Input for this task -
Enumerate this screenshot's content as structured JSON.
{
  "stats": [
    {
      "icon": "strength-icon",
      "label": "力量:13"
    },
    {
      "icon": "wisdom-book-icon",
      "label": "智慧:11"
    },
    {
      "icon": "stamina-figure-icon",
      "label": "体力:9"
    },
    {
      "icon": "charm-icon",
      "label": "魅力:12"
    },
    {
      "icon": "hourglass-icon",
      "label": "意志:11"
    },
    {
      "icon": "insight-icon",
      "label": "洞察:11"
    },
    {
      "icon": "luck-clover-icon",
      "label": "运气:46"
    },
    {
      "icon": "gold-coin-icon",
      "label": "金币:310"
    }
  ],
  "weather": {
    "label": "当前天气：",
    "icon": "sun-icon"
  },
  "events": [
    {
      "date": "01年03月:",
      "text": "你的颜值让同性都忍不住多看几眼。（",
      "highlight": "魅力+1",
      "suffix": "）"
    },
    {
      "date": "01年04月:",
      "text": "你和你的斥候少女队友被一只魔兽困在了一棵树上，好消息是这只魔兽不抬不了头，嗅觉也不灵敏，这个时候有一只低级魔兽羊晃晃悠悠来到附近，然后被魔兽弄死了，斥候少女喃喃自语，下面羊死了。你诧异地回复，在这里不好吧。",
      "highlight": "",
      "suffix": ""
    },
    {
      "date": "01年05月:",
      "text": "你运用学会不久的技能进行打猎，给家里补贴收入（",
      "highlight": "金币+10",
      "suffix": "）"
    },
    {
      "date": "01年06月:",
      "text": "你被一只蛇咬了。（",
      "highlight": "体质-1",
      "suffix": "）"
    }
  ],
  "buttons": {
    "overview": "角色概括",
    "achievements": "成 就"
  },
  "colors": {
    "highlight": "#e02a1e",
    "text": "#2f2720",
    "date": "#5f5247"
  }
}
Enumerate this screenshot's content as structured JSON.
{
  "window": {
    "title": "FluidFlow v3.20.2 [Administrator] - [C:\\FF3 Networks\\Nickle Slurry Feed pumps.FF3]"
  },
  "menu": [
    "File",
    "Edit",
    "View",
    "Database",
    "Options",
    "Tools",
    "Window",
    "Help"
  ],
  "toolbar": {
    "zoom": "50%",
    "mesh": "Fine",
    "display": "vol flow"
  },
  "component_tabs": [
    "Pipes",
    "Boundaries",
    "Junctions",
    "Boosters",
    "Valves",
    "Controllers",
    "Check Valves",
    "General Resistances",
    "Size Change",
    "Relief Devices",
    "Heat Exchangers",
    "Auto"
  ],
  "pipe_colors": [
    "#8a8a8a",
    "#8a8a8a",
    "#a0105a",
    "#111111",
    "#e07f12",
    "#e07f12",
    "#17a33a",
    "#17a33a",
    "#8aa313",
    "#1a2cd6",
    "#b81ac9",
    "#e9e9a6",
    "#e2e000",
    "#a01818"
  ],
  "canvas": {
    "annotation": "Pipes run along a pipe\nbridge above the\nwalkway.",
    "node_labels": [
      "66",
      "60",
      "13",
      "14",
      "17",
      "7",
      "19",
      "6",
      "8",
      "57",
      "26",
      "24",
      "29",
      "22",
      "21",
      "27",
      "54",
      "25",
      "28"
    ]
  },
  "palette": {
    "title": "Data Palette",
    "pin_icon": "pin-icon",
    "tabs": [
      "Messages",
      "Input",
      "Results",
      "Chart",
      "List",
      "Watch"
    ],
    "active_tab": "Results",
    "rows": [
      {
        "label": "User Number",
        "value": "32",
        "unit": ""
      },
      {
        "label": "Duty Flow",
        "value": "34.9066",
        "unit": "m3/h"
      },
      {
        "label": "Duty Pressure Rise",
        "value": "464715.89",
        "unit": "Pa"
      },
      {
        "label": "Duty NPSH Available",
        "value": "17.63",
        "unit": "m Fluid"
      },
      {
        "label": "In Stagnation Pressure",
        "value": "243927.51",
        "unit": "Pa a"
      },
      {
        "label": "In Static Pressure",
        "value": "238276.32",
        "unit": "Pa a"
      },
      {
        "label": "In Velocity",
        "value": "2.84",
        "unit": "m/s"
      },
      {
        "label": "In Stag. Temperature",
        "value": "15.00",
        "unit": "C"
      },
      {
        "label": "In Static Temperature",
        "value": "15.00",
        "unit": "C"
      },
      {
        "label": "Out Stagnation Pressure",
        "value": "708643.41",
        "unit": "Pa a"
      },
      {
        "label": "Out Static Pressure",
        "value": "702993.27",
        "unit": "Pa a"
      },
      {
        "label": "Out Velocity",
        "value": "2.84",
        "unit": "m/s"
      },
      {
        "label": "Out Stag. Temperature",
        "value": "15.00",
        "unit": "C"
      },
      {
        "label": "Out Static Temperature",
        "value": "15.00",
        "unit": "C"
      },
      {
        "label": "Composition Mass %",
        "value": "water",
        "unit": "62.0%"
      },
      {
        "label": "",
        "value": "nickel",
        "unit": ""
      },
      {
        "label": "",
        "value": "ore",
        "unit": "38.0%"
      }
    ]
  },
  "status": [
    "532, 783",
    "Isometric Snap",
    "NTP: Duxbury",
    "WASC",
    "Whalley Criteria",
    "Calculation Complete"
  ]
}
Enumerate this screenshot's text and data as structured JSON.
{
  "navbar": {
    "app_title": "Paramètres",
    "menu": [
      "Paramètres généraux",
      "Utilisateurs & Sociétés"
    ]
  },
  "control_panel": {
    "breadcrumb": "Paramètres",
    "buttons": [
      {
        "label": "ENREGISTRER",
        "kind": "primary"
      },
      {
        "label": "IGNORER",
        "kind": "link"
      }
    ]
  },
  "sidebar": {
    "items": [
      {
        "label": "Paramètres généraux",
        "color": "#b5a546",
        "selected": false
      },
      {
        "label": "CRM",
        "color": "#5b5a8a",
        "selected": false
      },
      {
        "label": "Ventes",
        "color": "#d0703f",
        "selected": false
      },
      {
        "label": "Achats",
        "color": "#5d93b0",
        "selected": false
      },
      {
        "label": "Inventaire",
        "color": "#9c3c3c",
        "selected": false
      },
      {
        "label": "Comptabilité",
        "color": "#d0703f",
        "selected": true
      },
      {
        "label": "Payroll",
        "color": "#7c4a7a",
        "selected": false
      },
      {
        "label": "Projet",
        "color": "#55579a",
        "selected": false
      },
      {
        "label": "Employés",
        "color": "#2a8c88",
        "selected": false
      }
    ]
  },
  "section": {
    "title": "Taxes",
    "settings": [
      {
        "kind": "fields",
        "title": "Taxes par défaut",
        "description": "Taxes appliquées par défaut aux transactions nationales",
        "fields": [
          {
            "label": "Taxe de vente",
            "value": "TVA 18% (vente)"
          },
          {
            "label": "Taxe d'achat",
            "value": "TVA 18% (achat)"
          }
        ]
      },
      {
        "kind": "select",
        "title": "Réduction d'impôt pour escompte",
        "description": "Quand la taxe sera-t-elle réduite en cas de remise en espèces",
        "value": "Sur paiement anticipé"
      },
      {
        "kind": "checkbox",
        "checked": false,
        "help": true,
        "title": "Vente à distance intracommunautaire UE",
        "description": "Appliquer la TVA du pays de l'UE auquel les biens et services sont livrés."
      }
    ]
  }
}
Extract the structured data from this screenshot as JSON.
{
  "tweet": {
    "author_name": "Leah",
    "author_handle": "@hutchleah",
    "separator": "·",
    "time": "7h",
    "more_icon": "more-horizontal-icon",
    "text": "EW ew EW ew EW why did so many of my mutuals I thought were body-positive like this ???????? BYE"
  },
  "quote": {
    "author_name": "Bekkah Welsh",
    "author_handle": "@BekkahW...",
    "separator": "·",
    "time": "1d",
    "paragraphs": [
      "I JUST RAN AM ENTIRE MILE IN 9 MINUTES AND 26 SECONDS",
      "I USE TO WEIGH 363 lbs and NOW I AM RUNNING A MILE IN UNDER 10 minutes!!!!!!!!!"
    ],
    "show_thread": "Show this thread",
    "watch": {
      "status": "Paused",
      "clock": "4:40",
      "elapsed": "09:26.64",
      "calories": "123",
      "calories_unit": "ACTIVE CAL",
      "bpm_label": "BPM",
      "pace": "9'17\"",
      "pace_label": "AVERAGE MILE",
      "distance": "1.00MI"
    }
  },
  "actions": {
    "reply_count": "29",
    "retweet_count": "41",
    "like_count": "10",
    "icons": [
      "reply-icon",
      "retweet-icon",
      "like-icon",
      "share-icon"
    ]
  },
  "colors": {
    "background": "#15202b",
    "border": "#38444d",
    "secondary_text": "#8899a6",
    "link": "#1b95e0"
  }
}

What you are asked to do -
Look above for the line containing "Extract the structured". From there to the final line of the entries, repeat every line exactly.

Task solution -
Extract the structured data from this screenshot as JSON.
{
  "tweet": {
    "author_name": "Leah",
    "author_handle": "@hutchleah",
    "separator": "·",
    "time": "7h",
    "more_icon": "more-horizontal-icon",
    "text": "EW ew EW ew EW why did so many of my mutuals I thought were body-positive like this ???????? BYE"
  },
  "quote": {
    "author_name": "Bekkah Welsh",
    "author_handle": "@BekkahW...",
    "separator": "·",
    "time": "1d",
    "paragraphs": [
      "I JUST RAN AM ENTIRE MILE IN 9 MINUTES AND 26 SECONDS",
      "I USE TO WEIGH 363 lbs and NOW I AM RUNNING A MILE IN UNDER 10 minutes!!!!!!!!!"
    ],
    "show_thread": "Show this thread",
    "watch": {
      "status": "Paused",
      "clock": "4:40",
      "elapsed": "09:26.64",
      "calories": "123",
      "calories_unit": "ACTIVE CAL",
      "bpm_label": "BPM",
      "pace": "9'17\"",
      "pace_label": "AVERAGE MILE",
      "distance": "1.00MI"
    }
  },
  "actions": {
    "reply_count": "29",
    "retweet_count": "41",
    "like_count": "10",
    "icons": [
      "reply-icon",
      "retweet-icon",
      "like-icon",
      "share-icon"
    ]
  },
  "colors": {
    "background": "#15202b",
    "border": "#38444d",
    "secondary_text": "#8899a6",
    "link": "#1b95e0"
  }
}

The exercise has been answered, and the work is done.